Cardinal Newman said, ‘To be deep in history is to cease to be Protestant.’ That might be the case for systematic Protestantism along the lines of the Reformation, with a strict observance of the solas. It applies less obviously to a Protestantism that understands itself as a form of developing Christian faith that happens not to include a strong allegiance to the bishop of Rome.
Diarmaid MacCulloch is deep in history, and he has ceased to be anything in particular. Nonetheless he looks with understanding and sympathy on the spiritual and religious quests that have occurred in history and will no doubt continue to occur.
I am rereading MacCulloch’s book Reformation: Europe’s House Divided (1490-1700), which I first read 10 years ago while I was in the process of becoming Catholic, and which I am now reading in preparation for a historical trip to Germany in the footsteps of Martin Luther.
It is striking how religion and politics interplay, how allegiances and rivalries help to build consensus, and how people navigate a world with the consciousness of a last judgment, with a network of relations that has shifting perspectives on the wheat and the tares, and with the human needs that are basic to us all.

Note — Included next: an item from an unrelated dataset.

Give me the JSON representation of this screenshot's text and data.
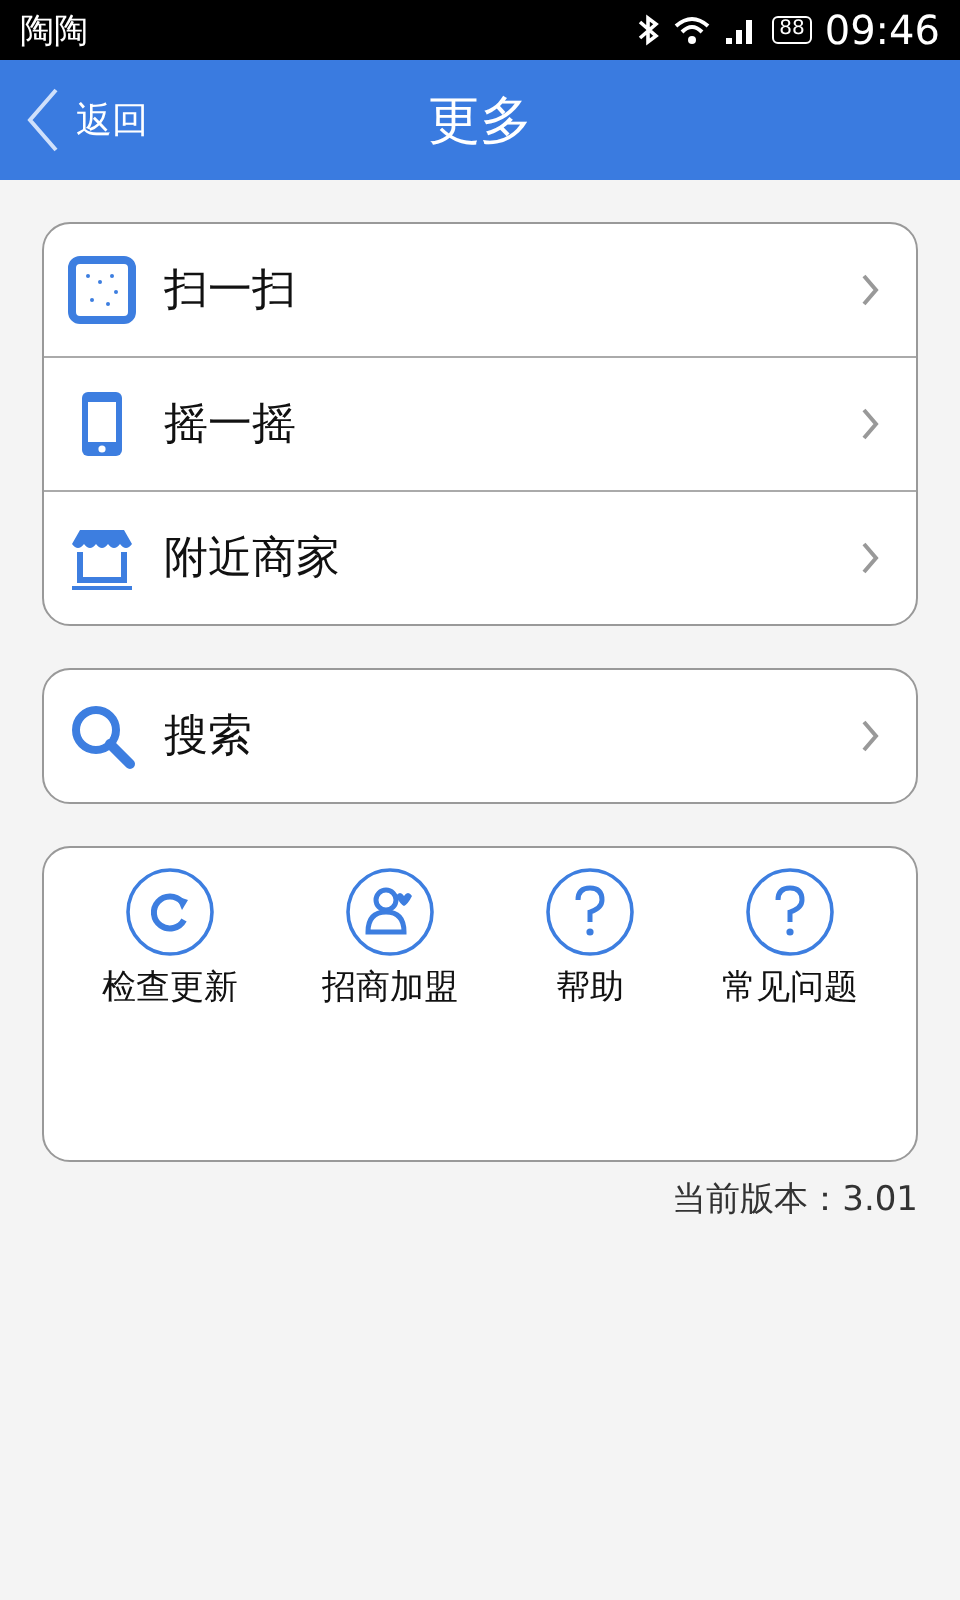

When King Henri IV of France (formerly King of Navarre) ultimately decided to convert to the Catholic Church, allegedly on the grounds that ‘Paris was worth a Mass’, this was the reaction of a prominent Reformer: